She is still Lalita’s best friend and marries Mr. Kohli but they seem to be happy. Her personality is quite the same as Charlotte’s but she’s so pretty I’m sure she could have her pick of men!

Marsha Mason as Catherine Darcy (Lady Catherine)

She is Darcy’s mother here which works better than just being his aunt in a modern adaptation, I suppose. She tries to set him up with a rich woman named Anne, rather than her daughter (obviously!).

Alexis Bledel as Georgina “Georgie” Darcy

She is still a shy girl who has a past with Wickham. He actually got her pregnant when she was 16, but no clue what happened to the baby. I don’t know how old she is supposed to be in this but although she is shy, she seems pretty well adjusted for being seduced, impregnated, and abandoned, so I’m guessing a few years have passed.
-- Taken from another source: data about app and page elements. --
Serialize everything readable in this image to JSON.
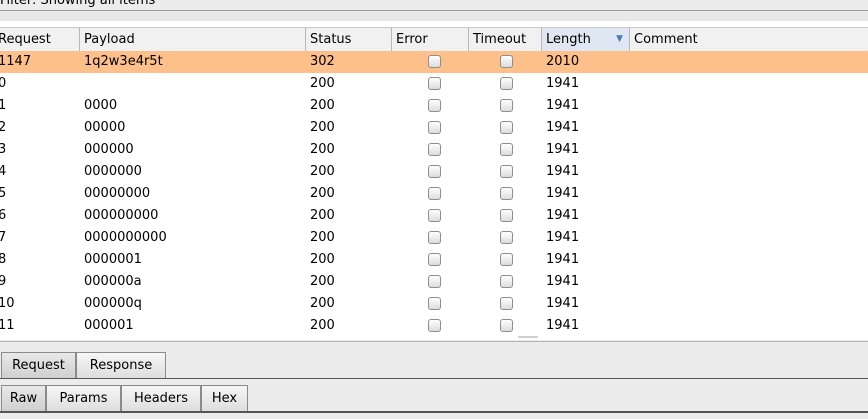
{
  "filter": {
    "text": "Filter: Showing all items"
  },
  "columns": [
    "Request",
    "Payload",
    "Status",
    "Error",
    "Timeout",
    "Length",
    "Comment"
  ],
  "sort_indicator": "▼",
  "rows": [
    {
      "request": "1147",
      "payload": "1q2w3e4r5t",
      "status": "302",
      "error": false,
      "timeout": false,
      "length": "2010",
      "comment": "",
      "selected": true
    },
    {
      "request": "0",
      "payload": "",
      "status": "200",
      "error": false,
      "timeout": false,
      "length": "1941",
      "comment": ""
    },
    {
      "request": "1",
      "payload": "0000",
      "status": "200",
      "error": false,
      "timeout": false,
      "length": "1941",
      "comment": ""
    },
    {
      "request": "2",
      "payload": "00000",
      "status": "200",
      "error": false,
      "timeout": false,
      "length": "1941",
      "comment": ""
    },
    {
      "request": "3",
      "payload": "000000",
      "status": "200",
      "error": false,
      "timeout": false,
      "length": "1941",
      "comment": ""
    },
    {
      "request": "4",
      "payload": "0000000",
      "status": "200",
      "error": false,
      "timeout": false,
      "length": "1941",
      "comment": ""
    },
    {
      "request": "5",
      "payload": "00000000",
      "status": "200",
      "error": false,
      "timeout": false,
      "length": "1941",
      "comment": ""
    },
    {
      "request": "6",
      "payload": "000000000",
      "status": "200",
      "error": false,
      "timeout": false,
      "length": "1941",
      "comment": ""
    },
    {
      "request": "7",
      "payload": "0000000000",
      "status": "200",
      "error": false,
      "timeout": false,
      "length": "1941",
      "comment": ""
    },
    {
      "request": "8",
      "payload": "0000001",
      "status": "200",
      "error": false,
      "timeout": false,
      "length": "1941",
      "comment": ""
    },
    {
      "request": "9",
      "payload": "000000a",
      "status": "200",
      "error": false,
      "timeout": false,
      "length": "1941",
      "comment": ""
    },
    {
      "request": "10",
      "payload": "000000q",
      "status": "200",
      "error": false,
      "timeout": false,
      "length": "1941",
      "comment": ""
    },
    {
      "request": "11",
      "payload": "000001",
      "status": "200",
      "error": false,
      "timeout": false,
      "length": "1941",
      "comment": ""
    }
  ],
  "message_tabs": [
    "Request",
    "Response"
  ],
  "view_tabs": [
    "Raw",
    "Params",
    "Headers",
    "Hex"
  ],
  "colors": {
    "selected_row": "#fdc08a",
    "sort_icon": "#4a7ab5"
  }
}
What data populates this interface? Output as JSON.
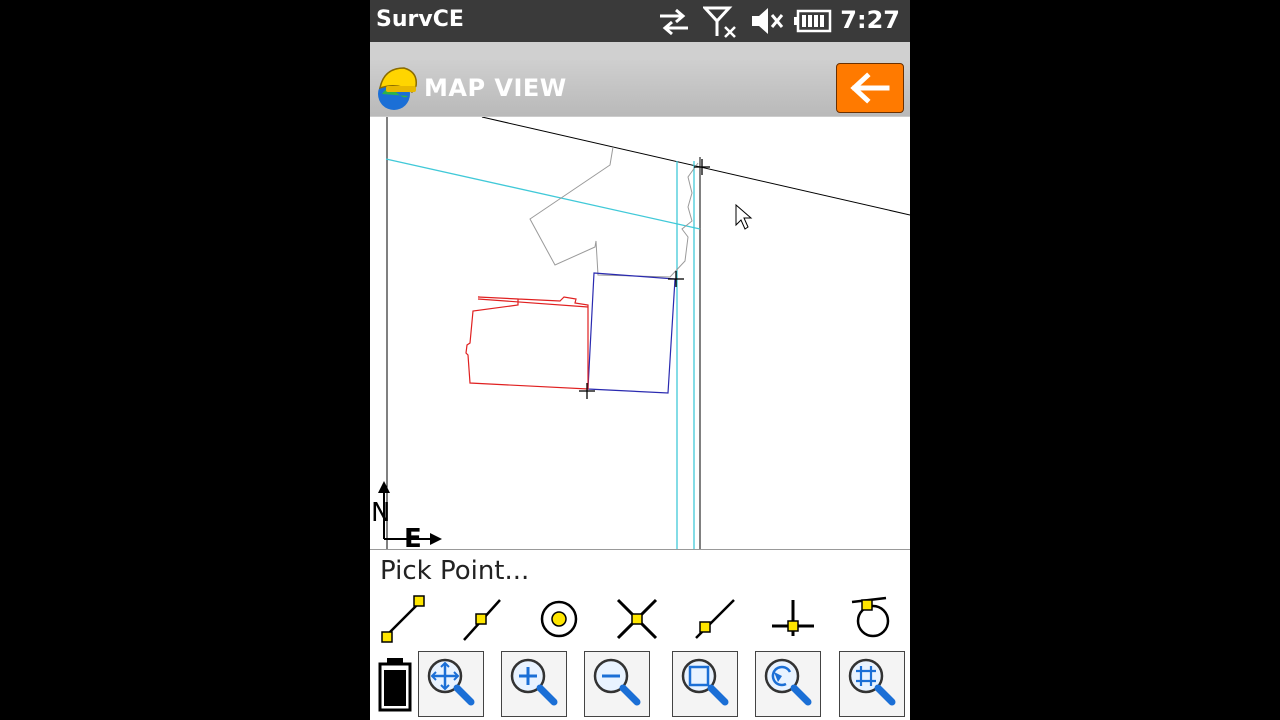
{
  "status_bar": {
    "app_name": "SurvCE",
    "time": "7:27",
    "icons": [
      "sync-arrows-icon",
      "no-signal-icon",
      "mute-icon",
      "battery-icon"
    ]
  },
  "title_bar": {
    "title": "MAP VIEW",
    "back_icon": "arrow-left-icon",
    "back_color": "#ff7a00"
  },
  "map": {
    "north_label": "N",
    "east_label": "E",
    "colors": {
      "boundary": "#000000",
      "road": "#41c9d8",
      "building_red": "#e02020",
      "parcel_blue": "#2a2ab0",
      "outline_gray": "#9a9a9a"
    }
  },
  "prompt": {
    "text": "Pick Point..."
  },
  "snap_tools": [
    "snap-endpoint-icon",
    "snap-midpoint-icon",
    "snap-center-icon",
    "snap-intersection-icon",
    "snap-nearest-icon",
    "snap-perpendicular-icon",
    "snap-tangent-icon"
  ],
  "zoom_tools": [
    "zoom-pan-icon",
    "zoom-in-icon",
    "zoom-out-icon",
    "zoom-window-icon",
    "zoom-previous-icon",
    "zoom-extents-icon"
  ]
}
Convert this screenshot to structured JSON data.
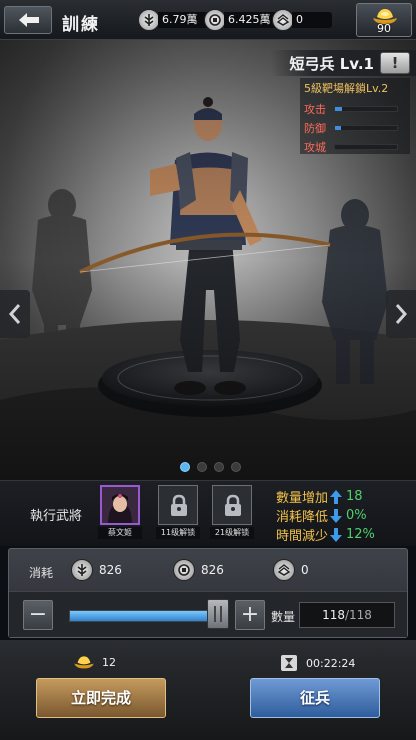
{
  "header": {
    "title": "訓練",
    "resources": [
      {
        "icon": "grain-icon",
        "value": "6.79萬"
      },
      {
        "icon": "coin-icon",
        "value": "6.425萬"
      },
      {
        "icon": "wood-icon",
        "value": "0"
      }
    ],
    "gold": {
      "icon": "gold-ingot-icon",
      "value": "90"
    }
  },
  "unit": {
    "name": "短弓兵 Lv.1",
    "unlock_text": "5級靶場解鎖Lv.2",
    "stats": [
      {
        "label": "攻击",
        "level": 0.12
      },
      {
        "label": "防御",
        "level": 0.1
      },
      {
        "label": "攻城",
        "level": 0.0
      }
    ],
    "page_count": 4,
    "active_page": 0
  },
  "general": {
    "label": "執行武將",
    "slots": [
      {
        "caption": "蔡文姬",
        "type": "hero"
      },
      {
        "caption": "11级解锁",
        "type": "locked"
      },
      {
        "caption": "21级解锁",
        "type": "locked"
      }
    ],
    "bonuses": [
      {
        "label": "數量增加",
        "dir": "up",
        "value": "18"
      },
      {
        "label": "消耗降低",
        "dir": "down",
        "value": "0%"
      },
      {
        "label": "時間減少",
        "dir": "down",
        "value": "12%"
      }
    ]
  },
  "cost": {
    "label": "消耗",
    "items": [
      {
        "icon": "grain-icon",
        "value": "826"
      },
      {
        "icon": "coin-icon",
        "value": "826"
      },
      {
        "icon": "wood-icon",
        "value": "0"
      }
    ]
  },
  "quantity": {
    "label": "數量",
    "current": "118",
    "max": "/118",
    "fraction": 1.0
  },
  "bottom": {
    "gold_cost": "12",
    "time": "00:22:24",
    "instant_label": "立即完成",
    "train_label": "征兵"
  }
}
Final Thoughts-

I don’t have much else to say about this. Other than Lalita, this is a really fun film. If you’re hesitant about watching Bollywood or other Indian films this is a good compromise.

My Rating: 8/10

Kandukondain Kandukondain Mini Review

7 Jun

Kandukondain Kandukondain, or I Have Found It in English, is an Indian version of Sense and Sensibility. My DVD says “A Bollywood adaptation of Jane Austen’s Sense and Sensibility” on it but the film is actually from southern India, and in Tamil rather than Hindi. These films are also sometimes known as Kollywood.

It stars Tabu and Aishwarya Rai as Indian versions of Elinor and Marianne, respectively. Ash (and others) had her voice dubbed even though according to IMDB, can speak Tamil. Whatever…

Anyway, if you’ve never seen any Indian films, it takes some getting used to. A scene will be going on like normal and then the characters burst into song! I had seen Bride and Prejudice, also with Aishwarya Rai, before this, but that was made for a Western audience so it was easier to watch.

I wasn’t crazy about this movie, honestly. I liked some of the scenes wit Meenakshi and Captain Bala (Marianne and Colonel Brandon) the best, actually. And there were funny parts. But I felt it took too long to get started (it’s over 2 hours long) and then rushed everything in at the end. I got so bored trying to rewatch it for the review that I skipped over the musical numbers. I guess I’m just not the right audience for this.

My Rating: 5/10